* Your objective
The answer must be a single number: how many lines of the records below contain "Aprovados".

--

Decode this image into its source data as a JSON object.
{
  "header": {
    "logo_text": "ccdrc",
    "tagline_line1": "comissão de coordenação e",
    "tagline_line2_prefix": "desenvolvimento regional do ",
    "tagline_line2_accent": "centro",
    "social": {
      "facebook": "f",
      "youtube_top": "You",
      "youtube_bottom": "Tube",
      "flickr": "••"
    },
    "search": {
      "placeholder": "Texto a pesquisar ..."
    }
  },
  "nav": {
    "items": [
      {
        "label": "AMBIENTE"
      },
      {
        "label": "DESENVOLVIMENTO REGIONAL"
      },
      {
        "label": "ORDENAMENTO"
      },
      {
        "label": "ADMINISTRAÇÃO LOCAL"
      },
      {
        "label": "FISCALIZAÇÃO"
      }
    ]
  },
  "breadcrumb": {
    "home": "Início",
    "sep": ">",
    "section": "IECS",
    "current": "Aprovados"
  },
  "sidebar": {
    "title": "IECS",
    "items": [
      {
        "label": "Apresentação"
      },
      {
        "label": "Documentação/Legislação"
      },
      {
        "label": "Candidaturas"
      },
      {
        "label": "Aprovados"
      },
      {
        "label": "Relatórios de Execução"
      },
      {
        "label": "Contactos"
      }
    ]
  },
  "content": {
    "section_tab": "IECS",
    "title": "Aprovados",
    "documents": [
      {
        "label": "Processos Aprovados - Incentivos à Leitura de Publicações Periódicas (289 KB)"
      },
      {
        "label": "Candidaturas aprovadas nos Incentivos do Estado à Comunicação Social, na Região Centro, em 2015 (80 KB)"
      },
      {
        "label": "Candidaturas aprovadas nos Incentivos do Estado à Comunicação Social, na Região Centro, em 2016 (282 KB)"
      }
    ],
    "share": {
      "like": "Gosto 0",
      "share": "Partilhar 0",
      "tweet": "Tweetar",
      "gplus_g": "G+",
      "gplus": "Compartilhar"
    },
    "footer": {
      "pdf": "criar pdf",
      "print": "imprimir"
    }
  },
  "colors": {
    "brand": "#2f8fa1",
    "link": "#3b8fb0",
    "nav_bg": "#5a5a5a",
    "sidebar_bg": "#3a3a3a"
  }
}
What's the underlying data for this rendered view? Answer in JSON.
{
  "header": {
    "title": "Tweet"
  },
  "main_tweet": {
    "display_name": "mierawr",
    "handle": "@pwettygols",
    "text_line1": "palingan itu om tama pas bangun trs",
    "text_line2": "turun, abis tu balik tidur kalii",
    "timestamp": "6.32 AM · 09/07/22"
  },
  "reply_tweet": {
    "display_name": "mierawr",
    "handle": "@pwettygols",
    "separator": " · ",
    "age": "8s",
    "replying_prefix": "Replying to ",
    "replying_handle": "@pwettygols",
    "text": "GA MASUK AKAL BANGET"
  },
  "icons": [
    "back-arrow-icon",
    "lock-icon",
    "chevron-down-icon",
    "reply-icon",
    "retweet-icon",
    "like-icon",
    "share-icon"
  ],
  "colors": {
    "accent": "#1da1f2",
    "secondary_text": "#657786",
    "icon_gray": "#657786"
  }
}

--

* Output below
4